*WORK TO BE COMPLETED*. From the records below, state how many lines hold the string "JSON", without any other text.

___ THE DATA

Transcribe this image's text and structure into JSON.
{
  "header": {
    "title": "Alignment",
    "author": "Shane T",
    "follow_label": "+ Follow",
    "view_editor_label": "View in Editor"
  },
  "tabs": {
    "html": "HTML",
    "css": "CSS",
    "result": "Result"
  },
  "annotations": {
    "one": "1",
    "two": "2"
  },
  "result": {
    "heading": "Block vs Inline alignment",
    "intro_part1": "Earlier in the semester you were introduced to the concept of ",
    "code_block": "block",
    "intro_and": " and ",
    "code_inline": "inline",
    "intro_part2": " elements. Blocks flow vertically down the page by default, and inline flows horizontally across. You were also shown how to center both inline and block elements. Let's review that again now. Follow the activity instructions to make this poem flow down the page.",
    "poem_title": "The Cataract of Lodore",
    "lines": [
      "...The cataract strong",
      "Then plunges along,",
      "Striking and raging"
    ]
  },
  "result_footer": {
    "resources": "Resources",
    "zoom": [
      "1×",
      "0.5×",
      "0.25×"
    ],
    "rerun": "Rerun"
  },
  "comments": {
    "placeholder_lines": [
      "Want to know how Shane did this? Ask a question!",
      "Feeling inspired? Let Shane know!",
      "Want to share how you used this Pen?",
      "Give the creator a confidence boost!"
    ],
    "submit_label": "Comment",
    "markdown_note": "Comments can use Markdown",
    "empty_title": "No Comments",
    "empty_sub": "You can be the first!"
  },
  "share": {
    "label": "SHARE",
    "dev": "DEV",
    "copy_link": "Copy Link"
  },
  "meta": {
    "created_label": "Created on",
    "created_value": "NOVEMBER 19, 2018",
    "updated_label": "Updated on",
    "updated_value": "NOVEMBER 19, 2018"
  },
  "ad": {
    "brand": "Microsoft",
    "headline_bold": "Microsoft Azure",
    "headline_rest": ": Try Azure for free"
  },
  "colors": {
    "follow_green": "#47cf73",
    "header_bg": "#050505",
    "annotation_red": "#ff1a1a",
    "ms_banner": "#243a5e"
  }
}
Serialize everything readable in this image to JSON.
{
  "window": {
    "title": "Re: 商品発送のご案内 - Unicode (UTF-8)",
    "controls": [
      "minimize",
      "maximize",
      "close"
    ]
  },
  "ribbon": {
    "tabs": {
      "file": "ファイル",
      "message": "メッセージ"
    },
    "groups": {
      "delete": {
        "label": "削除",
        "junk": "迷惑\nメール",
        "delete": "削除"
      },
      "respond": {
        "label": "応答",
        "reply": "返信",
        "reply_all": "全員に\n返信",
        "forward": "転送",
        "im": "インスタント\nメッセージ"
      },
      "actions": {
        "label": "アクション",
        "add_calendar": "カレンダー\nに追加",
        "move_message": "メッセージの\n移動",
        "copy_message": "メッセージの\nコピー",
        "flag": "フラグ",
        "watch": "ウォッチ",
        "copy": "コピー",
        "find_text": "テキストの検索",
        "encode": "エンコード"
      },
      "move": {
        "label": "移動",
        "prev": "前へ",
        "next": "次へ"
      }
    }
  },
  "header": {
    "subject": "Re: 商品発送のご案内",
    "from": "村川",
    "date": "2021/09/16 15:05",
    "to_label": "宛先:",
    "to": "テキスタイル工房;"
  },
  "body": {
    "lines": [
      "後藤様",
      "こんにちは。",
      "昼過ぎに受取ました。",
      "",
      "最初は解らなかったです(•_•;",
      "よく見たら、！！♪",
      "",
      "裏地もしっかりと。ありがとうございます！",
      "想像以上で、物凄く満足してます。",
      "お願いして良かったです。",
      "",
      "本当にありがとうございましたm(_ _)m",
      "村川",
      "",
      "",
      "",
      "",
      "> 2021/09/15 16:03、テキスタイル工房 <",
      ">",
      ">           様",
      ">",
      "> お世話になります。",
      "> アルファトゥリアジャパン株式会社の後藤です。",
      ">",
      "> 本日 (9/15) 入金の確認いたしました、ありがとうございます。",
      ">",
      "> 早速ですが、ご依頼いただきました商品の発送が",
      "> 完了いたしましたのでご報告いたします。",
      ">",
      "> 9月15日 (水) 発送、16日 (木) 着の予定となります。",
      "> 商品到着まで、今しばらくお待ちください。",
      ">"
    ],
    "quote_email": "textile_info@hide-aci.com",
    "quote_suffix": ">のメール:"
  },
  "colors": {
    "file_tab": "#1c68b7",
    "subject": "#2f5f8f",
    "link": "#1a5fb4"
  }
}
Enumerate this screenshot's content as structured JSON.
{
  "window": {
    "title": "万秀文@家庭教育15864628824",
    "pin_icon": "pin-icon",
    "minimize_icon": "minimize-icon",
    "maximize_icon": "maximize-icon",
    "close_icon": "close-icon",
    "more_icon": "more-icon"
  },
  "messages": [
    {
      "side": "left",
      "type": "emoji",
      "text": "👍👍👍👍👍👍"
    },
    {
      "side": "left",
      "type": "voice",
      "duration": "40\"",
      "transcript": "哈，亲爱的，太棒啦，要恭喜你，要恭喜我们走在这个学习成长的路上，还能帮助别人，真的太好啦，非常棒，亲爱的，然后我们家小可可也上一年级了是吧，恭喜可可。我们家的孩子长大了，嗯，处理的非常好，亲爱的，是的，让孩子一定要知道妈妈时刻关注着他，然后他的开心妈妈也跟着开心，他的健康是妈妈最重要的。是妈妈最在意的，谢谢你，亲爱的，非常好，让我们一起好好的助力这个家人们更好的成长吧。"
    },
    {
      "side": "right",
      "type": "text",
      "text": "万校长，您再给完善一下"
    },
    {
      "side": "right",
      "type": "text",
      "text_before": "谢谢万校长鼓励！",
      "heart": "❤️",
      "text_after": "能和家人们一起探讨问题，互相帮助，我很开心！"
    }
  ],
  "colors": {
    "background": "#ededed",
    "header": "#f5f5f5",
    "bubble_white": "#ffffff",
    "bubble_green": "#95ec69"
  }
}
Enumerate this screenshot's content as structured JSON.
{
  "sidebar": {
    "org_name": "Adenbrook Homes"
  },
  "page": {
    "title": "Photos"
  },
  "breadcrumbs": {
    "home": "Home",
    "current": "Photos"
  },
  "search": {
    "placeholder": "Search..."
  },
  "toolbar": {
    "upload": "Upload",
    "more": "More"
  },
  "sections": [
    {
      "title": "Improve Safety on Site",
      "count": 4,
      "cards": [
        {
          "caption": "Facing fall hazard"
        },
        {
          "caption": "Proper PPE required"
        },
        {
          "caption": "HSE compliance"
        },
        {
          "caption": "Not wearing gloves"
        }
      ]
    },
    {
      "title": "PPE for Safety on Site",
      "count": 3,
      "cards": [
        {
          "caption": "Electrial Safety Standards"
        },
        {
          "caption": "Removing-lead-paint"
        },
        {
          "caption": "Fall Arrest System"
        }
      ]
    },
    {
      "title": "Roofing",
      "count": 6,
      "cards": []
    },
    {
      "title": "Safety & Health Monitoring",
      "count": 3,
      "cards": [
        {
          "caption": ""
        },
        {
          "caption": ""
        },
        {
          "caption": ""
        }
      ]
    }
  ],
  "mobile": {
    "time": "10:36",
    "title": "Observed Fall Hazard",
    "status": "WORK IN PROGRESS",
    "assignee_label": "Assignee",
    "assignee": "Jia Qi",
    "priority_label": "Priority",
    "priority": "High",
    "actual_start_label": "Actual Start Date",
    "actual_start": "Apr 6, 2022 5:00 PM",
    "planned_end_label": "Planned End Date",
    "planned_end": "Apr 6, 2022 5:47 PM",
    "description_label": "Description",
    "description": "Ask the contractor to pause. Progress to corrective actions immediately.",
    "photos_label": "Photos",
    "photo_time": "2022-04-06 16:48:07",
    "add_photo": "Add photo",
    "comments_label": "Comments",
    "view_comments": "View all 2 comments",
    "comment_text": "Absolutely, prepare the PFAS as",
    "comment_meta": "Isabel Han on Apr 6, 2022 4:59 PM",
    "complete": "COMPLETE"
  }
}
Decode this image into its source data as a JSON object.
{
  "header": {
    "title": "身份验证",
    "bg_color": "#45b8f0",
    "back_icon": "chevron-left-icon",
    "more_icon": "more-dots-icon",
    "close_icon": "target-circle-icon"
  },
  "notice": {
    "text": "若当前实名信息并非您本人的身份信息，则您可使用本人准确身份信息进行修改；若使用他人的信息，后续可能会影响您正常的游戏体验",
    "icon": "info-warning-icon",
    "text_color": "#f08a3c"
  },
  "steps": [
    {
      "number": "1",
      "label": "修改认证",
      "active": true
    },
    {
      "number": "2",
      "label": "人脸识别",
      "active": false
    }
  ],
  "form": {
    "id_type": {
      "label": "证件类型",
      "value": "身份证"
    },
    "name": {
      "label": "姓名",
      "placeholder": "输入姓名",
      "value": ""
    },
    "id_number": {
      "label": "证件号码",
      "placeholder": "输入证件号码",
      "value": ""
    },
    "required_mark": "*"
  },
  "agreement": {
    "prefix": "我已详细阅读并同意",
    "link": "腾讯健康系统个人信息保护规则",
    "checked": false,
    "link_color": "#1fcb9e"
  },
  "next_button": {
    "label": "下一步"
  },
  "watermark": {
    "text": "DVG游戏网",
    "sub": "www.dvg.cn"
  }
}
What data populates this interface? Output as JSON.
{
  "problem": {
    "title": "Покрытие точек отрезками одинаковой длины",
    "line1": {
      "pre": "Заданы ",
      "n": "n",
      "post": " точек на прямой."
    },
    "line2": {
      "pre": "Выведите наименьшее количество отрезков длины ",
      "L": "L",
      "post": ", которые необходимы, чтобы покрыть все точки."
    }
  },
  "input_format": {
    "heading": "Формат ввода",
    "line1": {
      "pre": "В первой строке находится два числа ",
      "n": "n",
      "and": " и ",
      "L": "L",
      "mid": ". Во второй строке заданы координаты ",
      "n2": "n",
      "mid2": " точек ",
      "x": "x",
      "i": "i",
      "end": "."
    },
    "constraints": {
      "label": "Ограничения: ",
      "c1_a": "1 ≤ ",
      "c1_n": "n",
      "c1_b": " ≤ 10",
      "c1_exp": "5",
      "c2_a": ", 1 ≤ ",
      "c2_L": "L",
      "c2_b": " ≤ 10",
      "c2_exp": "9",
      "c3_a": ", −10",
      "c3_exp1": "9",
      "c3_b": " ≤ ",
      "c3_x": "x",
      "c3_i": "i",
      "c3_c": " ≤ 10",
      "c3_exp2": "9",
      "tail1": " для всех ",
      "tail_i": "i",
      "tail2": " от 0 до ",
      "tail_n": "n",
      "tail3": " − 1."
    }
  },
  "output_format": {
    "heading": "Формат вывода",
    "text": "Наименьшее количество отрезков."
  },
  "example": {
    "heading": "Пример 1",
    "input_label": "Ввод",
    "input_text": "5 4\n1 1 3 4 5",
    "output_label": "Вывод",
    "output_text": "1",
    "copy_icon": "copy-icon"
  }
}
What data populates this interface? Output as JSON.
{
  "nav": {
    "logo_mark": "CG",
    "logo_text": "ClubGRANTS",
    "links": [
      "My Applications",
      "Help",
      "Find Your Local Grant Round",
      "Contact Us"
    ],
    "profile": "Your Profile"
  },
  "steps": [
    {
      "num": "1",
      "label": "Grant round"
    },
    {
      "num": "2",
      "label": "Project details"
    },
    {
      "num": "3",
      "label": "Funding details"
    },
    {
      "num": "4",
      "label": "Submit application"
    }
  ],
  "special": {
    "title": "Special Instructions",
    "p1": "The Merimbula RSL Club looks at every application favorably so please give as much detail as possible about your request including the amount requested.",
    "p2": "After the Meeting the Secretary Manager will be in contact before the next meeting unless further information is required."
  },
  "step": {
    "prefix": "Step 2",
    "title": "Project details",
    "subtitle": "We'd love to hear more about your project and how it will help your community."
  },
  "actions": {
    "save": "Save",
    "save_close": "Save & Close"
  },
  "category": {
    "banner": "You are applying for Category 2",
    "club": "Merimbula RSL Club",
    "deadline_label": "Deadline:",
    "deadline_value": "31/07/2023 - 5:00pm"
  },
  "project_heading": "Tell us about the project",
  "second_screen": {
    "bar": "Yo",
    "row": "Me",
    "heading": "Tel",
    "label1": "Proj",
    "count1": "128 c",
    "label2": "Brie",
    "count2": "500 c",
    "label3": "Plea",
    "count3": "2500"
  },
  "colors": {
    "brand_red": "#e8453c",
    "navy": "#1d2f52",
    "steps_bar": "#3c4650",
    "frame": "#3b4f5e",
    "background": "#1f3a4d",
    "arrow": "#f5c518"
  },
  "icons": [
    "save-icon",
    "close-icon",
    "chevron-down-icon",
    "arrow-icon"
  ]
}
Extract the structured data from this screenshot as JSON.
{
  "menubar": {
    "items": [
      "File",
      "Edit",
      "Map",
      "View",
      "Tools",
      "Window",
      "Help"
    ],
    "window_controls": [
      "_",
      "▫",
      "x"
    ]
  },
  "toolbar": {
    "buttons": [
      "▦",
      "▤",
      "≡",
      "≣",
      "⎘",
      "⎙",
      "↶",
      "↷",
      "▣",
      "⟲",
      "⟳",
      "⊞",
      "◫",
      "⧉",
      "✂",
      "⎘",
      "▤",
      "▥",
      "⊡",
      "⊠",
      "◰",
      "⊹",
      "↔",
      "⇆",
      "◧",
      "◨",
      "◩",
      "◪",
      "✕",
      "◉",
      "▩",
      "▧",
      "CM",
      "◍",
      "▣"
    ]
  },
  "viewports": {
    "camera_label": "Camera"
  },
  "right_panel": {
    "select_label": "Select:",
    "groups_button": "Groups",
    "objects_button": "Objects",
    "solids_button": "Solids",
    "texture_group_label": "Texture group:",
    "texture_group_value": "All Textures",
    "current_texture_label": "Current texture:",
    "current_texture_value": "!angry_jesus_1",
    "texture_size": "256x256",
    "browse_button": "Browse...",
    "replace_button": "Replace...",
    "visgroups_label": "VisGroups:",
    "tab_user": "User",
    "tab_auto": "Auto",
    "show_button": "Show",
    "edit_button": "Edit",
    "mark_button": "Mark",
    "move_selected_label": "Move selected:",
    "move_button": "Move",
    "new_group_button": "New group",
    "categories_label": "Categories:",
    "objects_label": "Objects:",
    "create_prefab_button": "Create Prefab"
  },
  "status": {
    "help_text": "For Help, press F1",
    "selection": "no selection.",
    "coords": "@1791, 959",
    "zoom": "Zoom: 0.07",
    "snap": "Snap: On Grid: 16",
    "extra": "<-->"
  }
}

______

*EXERCISE SOLUTION*. 8